→ **ACTION ITEM**: In the records below, find each line that holds "лавка" and return it.

**** SUPPLIED INFORMATION ****

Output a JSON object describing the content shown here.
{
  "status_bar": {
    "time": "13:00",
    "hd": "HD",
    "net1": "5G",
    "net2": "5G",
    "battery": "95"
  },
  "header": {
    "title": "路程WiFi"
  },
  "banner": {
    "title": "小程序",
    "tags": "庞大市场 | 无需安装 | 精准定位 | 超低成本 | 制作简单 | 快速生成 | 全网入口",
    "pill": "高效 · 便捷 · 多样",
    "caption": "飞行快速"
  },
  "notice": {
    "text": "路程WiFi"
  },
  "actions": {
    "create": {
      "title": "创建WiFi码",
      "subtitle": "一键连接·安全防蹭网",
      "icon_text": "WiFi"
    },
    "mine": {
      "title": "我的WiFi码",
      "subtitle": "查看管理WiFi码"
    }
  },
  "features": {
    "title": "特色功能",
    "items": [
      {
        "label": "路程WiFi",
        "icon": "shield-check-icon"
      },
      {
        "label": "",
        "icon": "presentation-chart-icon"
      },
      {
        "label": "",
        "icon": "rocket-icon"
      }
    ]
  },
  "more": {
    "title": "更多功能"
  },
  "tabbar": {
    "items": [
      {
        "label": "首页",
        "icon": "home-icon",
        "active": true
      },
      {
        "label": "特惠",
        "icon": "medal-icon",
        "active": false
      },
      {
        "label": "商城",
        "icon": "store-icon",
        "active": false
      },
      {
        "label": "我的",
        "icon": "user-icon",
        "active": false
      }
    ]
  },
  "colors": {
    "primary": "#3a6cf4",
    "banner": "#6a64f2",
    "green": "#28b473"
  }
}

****
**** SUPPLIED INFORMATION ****

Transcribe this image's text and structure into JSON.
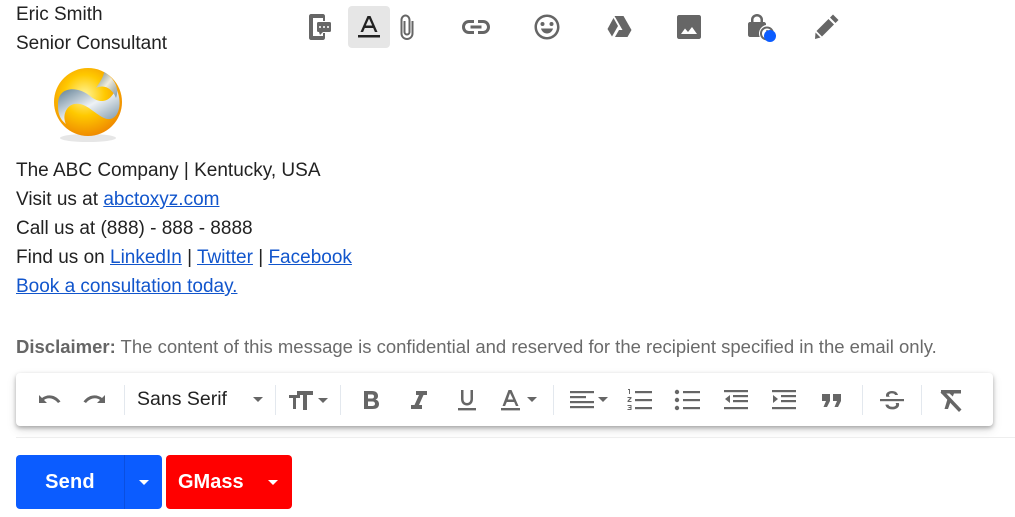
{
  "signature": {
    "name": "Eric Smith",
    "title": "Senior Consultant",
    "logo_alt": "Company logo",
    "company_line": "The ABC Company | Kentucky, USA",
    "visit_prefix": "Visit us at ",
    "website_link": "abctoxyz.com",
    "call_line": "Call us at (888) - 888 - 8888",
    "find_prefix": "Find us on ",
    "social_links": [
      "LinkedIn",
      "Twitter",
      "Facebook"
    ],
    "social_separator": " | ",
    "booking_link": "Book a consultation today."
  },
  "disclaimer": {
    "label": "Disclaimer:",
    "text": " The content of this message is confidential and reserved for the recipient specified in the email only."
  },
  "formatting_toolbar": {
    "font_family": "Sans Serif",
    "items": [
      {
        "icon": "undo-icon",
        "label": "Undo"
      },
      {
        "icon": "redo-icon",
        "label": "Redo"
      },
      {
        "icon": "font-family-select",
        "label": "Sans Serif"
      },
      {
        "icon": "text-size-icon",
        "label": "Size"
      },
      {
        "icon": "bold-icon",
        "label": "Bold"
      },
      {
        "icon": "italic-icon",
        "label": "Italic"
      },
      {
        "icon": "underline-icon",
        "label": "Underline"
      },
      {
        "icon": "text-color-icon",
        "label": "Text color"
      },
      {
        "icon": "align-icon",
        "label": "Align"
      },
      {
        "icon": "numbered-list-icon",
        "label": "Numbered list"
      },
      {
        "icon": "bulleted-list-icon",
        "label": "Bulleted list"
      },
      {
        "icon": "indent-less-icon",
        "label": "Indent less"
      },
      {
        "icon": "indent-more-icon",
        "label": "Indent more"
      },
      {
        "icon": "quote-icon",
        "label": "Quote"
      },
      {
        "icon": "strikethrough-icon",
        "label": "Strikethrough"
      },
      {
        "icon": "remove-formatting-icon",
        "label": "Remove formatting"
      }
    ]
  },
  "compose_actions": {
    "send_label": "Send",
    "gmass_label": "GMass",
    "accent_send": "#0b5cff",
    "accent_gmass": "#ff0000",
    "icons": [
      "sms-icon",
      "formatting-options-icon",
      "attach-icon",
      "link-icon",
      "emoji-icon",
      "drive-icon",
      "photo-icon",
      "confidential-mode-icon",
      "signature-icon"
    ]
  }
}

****
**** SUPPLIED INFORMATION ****

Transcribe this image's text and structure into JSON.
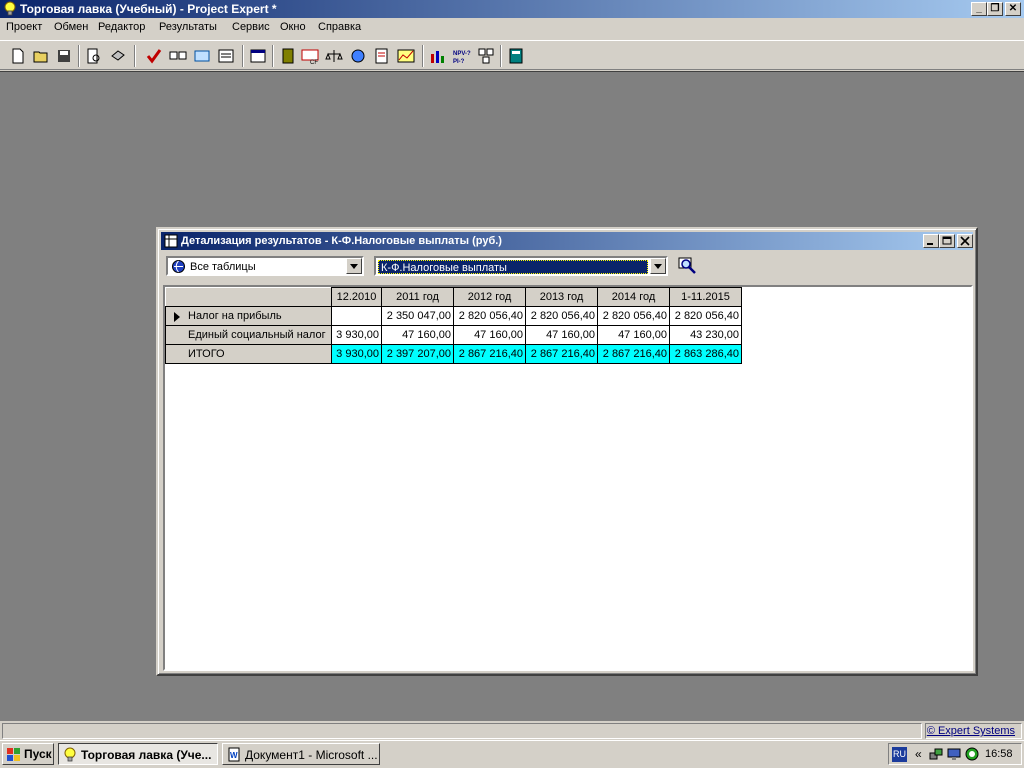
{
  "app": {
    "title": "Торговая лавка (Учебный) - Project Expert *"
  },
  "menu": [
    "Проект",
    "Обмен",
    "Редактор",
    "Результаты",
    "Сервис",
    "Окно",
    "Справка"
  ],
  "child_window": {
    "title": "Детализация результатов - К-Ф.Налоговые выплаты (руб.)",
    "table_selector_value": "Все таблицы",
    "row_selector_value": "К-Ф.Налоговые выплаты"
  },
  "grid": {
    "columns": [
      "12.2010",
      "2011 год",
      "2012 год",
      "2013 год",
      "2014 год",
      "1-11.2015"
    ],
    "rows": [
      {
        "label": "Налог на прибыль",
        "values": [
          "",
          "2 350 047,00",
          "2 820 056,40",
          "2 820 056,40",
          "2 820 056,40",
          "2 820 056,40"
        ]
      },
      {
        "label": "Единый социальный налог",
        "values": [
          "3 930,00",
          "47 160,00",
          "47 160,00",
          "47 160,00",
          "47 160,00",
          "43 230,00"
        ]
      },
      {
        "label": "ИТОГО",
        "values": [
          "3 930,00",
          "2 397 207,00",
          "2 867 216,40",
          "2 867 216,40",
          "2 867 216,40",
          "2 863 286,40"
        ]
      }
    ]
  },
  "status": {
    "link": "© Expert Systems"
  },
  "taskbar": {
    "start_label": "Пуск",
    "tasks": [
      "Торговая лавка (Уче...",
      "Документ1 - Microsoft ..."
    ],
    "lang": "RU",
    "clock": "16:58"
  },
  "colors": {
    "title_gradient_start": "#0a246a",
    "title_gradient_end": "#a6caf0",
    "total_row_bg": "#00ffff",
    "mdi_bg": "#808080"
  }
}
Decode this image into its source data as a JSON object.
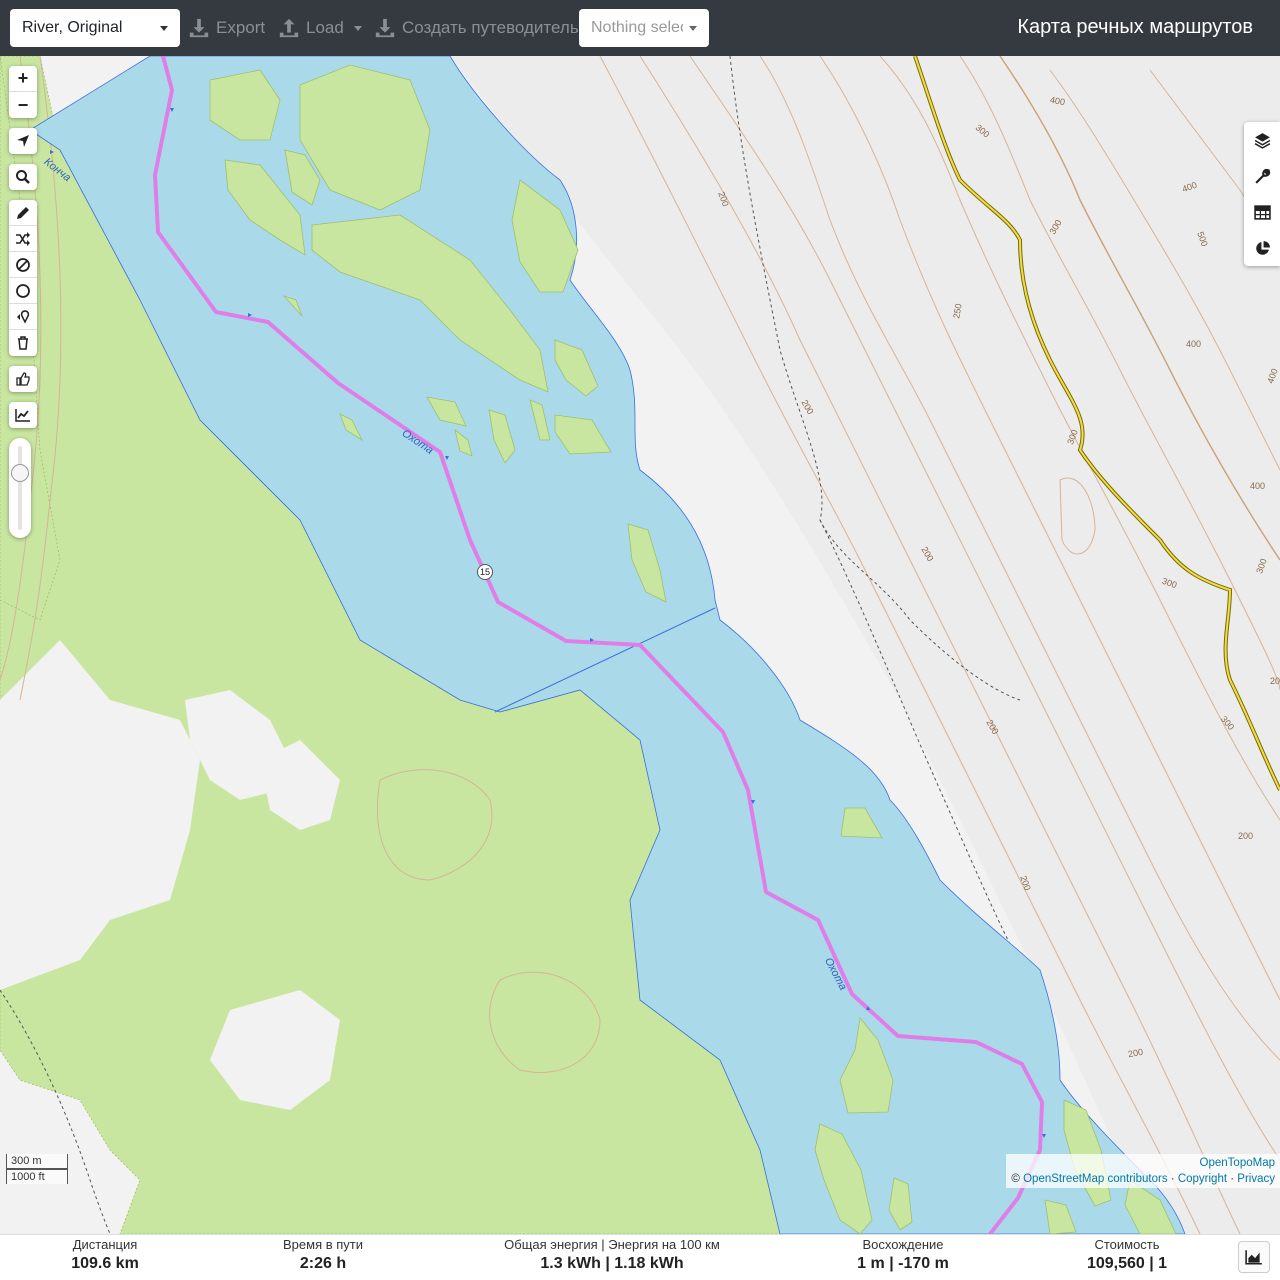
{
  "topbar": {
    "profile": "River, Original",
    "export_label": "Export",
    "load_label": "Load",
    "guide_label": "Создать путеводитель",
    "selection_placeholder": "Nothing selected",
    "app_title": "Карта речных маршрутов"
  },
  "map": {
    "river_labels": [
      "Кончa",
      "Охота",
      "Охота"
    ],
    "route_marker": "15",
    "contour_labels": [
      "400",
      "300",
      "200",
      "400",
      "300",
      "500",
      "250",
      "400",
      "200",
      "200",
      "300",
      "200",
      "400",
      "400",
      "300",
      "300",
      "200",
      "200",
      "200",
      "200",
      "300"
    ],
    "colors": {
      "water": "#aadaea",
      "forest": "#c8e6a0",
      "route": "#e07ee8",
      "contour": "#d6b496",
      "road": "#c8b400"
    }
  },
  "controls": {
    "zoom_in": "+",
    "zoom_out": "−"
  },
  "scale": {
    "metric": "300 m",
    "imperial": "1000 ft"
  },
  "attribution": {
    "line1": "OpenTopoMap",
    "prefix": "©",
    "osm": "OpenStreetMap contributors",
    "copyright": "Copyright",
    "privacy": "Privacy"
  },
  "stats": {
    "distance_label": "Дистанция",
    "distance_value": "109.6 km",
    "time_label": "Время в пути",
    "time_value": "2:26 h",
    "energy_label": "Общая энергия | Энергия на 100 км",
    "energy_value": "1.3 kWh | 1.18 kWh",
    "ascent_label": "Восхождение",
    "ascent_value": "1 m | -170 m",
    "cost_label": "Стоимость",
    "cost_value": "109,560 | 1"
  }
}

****

→ **RESULT BELOW**:
    "title": "Торговая лавка (Учебный) - Project Expert *"
      "Торговая лавка (Уче...",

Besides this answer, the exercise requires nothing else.